While passage of the CFMA is a very positive first step, and its prompt implementation is my highest priority, I do have other priorities. I plan to move forward with reviewing the need for comprehensive relief for intermediaries. I also want to respond appropriately to developments in the business-to-business arena as new innovations there enable firms engaged in online procurement to manage price volatility, lock-in prices, and assure themselves of adequate supplies.
I look forward to working in partnership with the various market participants as other innovative products and trading arrangements evolve. You are the experts in your areas of business and your motives properly are profit-driven. We are regulators, not experts in running your business, and as such our role is to protect the public good and should be confined to what I like to call outcome-neutral regulatory action where competition among market participants, not governmental prescription, determines the results. Section 3 of the Act clearly defines those legitimate public interests which should be furthered by this Commission. It is the place of Congress, not this Commission, to create new public policy. In this regard, it is noteworthy that the Commission has been strongly encouraged by members of Congress to utilize its exemptive authority under Section 4(c) and I plan to do so whenever appropriate.
Obviously, the year 2000 was an extremely important year for the futures industry. However, when we look back ten years from now, I predict we will find that 2001 was a critical year because, today, our challenge is to implement the much-needed relief granted by the new legislation, to anticipate future needs, and to react quickly to market dynamics. Your challenge is to help us address these issues properly.
The key to success for a regulator facing such great potential change in the marketplace is to pursue the same innovativeness and creativity that successful market participants rely upon in conducting their business. Fortunately, the CFMA affords us the opportunity to do so. But if we, as regulators, fail to take hold of this opportunity, if we resist the clear need to 'think outside the box', then we risk jeopardizing the leading role of U.S. markets, we risk squandering the current U.S. advantage in B2B and other areas.

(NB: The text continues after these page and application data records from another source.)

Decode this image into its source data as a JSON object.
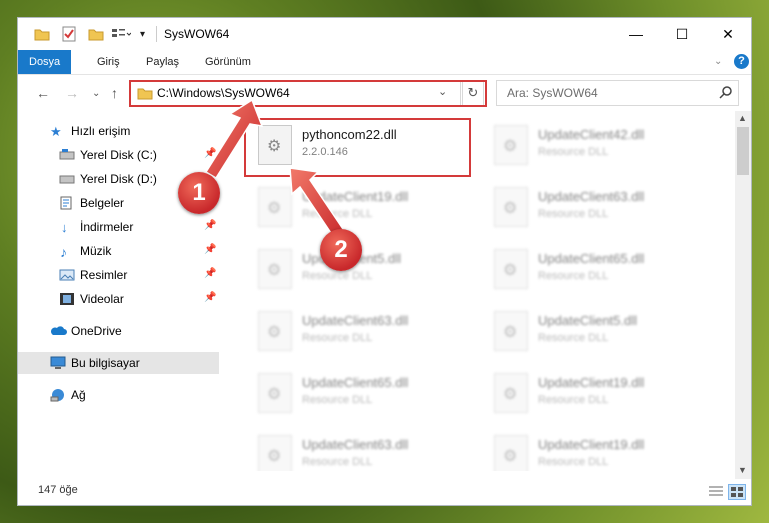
{
  "window": {
    "title": "SysWOW64",
    "controls": {
      "minimize": "—",
      "maximize": "☐",
      "close": "✕"
    }
  },
  "ribbon": {
    "tabs": [
      "Dosya",
      "Giriş",
      "Paylaş",
      "Görünüm"
    ],
    "help": "?"
  },
  "address": {
    "path": "C:\\Windows\\SysWOW64",
    "search_placeholder": "Ara: SysWOW64"
  },
  "sidebar": {
    "items": [
      {
        "label": "Hızlı erişim",
        "icon": "star-icon",
        "pinned": false
      },
      {
        "label": "Yerel Disk (C:)",
        "icon": "drive-icon",
        "pinned": true
      },
      {
        "label": "Yerel Disk (D:)",
        "icon": "drive-icon",
        "pinned": true
      },
      {
        "label": "Belgeler",
        "icon": "documents-icon",
        "pinned": true
      },
      {
        "label": "İndirmeler",
        "icon": "download-icon",
        "pinned": true
      },
      {
        "label": "Müzik",
        "icon": "music-icon",
        "pinned": true
      },
      {
        "label": "Resimler",
        "icon": "pictures-icon",
        "pinned": true
      },
      {
        "label": "Videolar",
        "icon": "videos-icon",
        "pinned": true
      },
      {
        "label": "OneDrive",
        "icon": "cloud-icon",
        "pinned": false
      },
      {
        "label": "Bu bilgisayar",
        "icon": "computer-icon",
        "pinned": false
      },
      {
        "label": "Ağ",
        "icon": "network-icon",
        "pinned": false
      }
    ]
  },
  "files": [
    {
      "name": "pythoncom22.dll",
      "sub": "2.2.0.146"
    },
    {
      "name": "UpdateClient42.dll",
      "sub": "Resource DLL"
    },
    {
      "name": "UpdateClient19.dll",
      "sub": "Resource DLL"
    },
    {
      "name": "UpdateClient63.dll",
      "sub": "Resource DLL"
    },
    {
      "name": "UpdateClient5.dll",
      "sub": "Resource DLL"
    },
    {
      "name": "UpdateClient65.dll",
      "sub": "Resource DLL"
    },
    {
      "name": "UpdateClient63.dll",
      "sub": "Resource DLL"
    },
    {
      "name": "UpdateClient5.dll",
      "sub": "Resource DLL"
    },
    {
      "name": "UpdateClient65.dll",
      "sub": "Resource DLL"
    },
    {
      "name": "UpdateClient19.dll",
      "sub": "Resource DLL"
    },
    {
      "name": "UpdateClient63.dll",
      "sub": "Resource DLL"
    },
    {
      "name": "UpdateClient19.dll",
      "sub": "Resource DLL"
    }
  ],
  "status": {
    "count": "147 öğe"
  },
  "annotations": {
    "step1": "1",
    "step2": "2"
  },
  "colors": {
    "accent": "#1979ca",
    "highlight": "#d43a3a"
  }
}
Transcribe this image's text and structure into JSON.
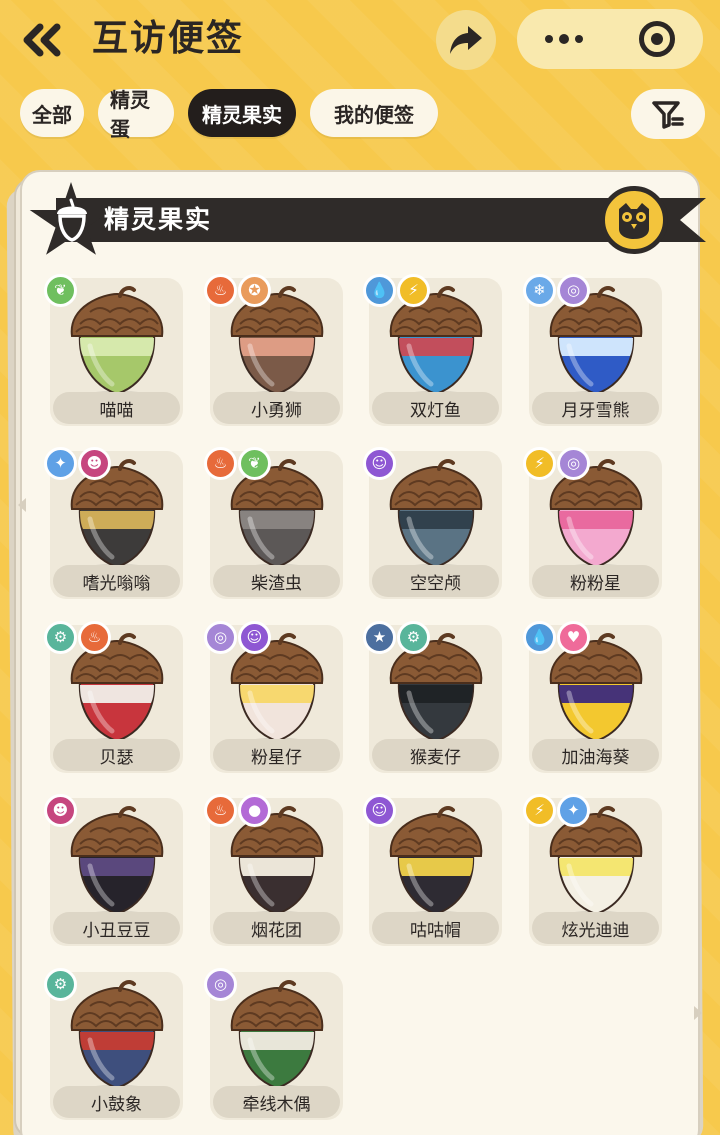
{
  "header": {
    "title": "互访便签",
    "back_icon": "double-chevron-left-icon",
    "share_icon": "share-arrow-icon",
    "more_icon": "more-dots-icon",
    "close_icon": "target-close-icon"
  },
  "tabs": [
    {
      "label": "全部",
      "active": false
    },
    {
      "label": "精灵蛋",
      "active": false
    },
    {
      "label": "精灵果实",
      "active": true
    },
    {
      "label": "我的便签",
      "active": false
    }
  ],
  "filter_icon": "filter-funnel-icon",
  "section": {
    "title": "精灵果实",
    "icon": "acorn-icon",
    "badge_icon": "owl-icon"
  },
  "colors": {
    "background": "#f7c94c",
    "panel": "#fbf7ec",
    "dark": "#2b2624"
  },
  "items": [
    {
      "name": "喵喵",
      "types": [
        "grass"
      ],
      "body": "#a6c86a",
      "band": "#d8ebb0"
    },
    {
      "name": "小勇狮",
      "types": [
        "fire",
        "normal"
      ],
      "body": "#7b5a48",
      "band": "#e3a088"
    },
    {
      "name": "双灯鱼",
      "types": [
        "water",
        "electric"
      ],
      "body": "#3b93cf",
      "band": "#c94a55"
    },
    {
      "name": "月牙雪熊",
      "types": [
        "ice",
        "dragon"
      ],
      "body": "#2f5bc6",
      "band": "#d7ecff"
    },
    {
      "name": "嗜光嗡嗡",
      "types": [
        "light",
        "demon"
      ],
      "body": "#3d3b3a",
      "band": "#d6b25a"
    },
    {
      "name": "柴渣虫",
      "types": [
        "fire",
        "grass"
      ],
      "body": "#5c5857",
      "band": "#8a8683"
    },
    {
      "name": "空空颅",
      "types": [
        "ghost"
      ],
      "body": "#5a7384",
      "band": "#2f3e4a"
    },
    {
      "name": "粉粉星",
      "types": [
        "electric",
        "dragon"
      ],
      "body": "#f3a9cf",
      "band": "#e8669c"
    },
    {
      "name": "贝瑟",
      "types": [
        "mech",
        "fire"
      ],
      "body": "#c8353d",
      "band": "#f1efe9"
    },
    {
      "name": "粉星仔",
      "types": [
        "dragon",
        "ghost"
      ],
      "body": "#f1e4dc",
      "band": "#f7d768"
    },
    {
      "name": "猴麦仔",
      "types": [
        "star",
        "mech"
      ],
      "body": "#34393e",
      "band": "#1f2225"
    },
    {
      "name": "加油海葵",
      "types": [
        "water",
        "fairy"
      ],
      "body": "#f3c82f",
      "band": "#3c2b7c"
    },
    {
      "name": "小丑豆豆",
      "types": [
        "demon"
      ],
      "body": "#26232b",
      "band": "#5d4b82"
    },
    {
      "name": "烟花团",
      "types": [
        "fire",
        "spirit"
      ],
      "body": "#3a2f30",
      "band": "#f4efe2"
    },
    {
      "name": "咕咕帽",
      "types": [
        "ghost"
      ],
      "body": "#2e2b33",
      "band": "#f1d24b"
    },
    {
      "name": "炫光迪迪",
      "types": [
        "electric",
        "light"
      ],
      "body": "#f4f0e4",
      "band": "#f3e56a"
    },
    {
      "name": "小鼓象",
      "types": [
        "mech"
      ],
      "body": "#3e4f7d",
      "band": "#c63c33"
    },
    {
      "name": "牵线木偶",
      "types": [
        "dragon"
      ],
      "body": "#3c7a3f",
      "band": "#f1ece2"
    }
  ],
  "type_styles": {
    "grass": {
      "color": "#6fbf5f",
      "glyph": "❦"
    },
    "fire": {
      "color": "#e76a3a",
      "glyph": "♨"
    },
    "normal": {
      "color": "#e99b5c",
      "glyph": "✪"
    },
    "water": {
      "color": "#4f98d9",
      "glyph": "💧"
    },
    "electric": {
      "color": "#f1bd27",
      "glyph": "⚡"
    },
    "ice": {
      "color": "#6aa9e8",
      "glyph": "❄"
    },
    "dragon": {
      "color": "#a586d6",
      "glyph": "◎"
    },
    "light": {
      "color": "#5fa1e6",
      "glyph": "✦"
    },
    "demon": {
      "color": "#c6467f",
      "glyph": "☻"
    },
    "ghost": {
      "color": "#8e57d3",
      "glyph": "☺"
    },
    "mech": {
      "color": "#59b59b",
      "glyph": "⚙"
    },
    "star": {
      "color": "#4c6f9f",
      "glyph": "★"
    },
    "fairy": {
      "color": "#ef6b9a",
      "glyph": "♥"
    },
    "spirit": {
      "color": "#b36ad6",
      "glyph": "●"
    }
  }
}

There is perhaps no better example of an area in which we must change our regulatory approach, in which we must 'think outside the box,' than with respect to the traditional approach of churning out prescriptive regulations. It's been wisely said that enough regulations will ensure that nothing ever goes wrong in the marketplace but at the same time nothing right will be permitted to take place, either. Principles-based rules that suit the nature of the participant and the nature of the product, that take into consideration the costs as well as the benefits of compliance, and that reflect a common sense approach are most often the rules that are best able to effectively achieve public policy goals. For us, that means preventing fraud and manipulation while promoting markets that are reliable mechanisms for price discovery and risk allocation.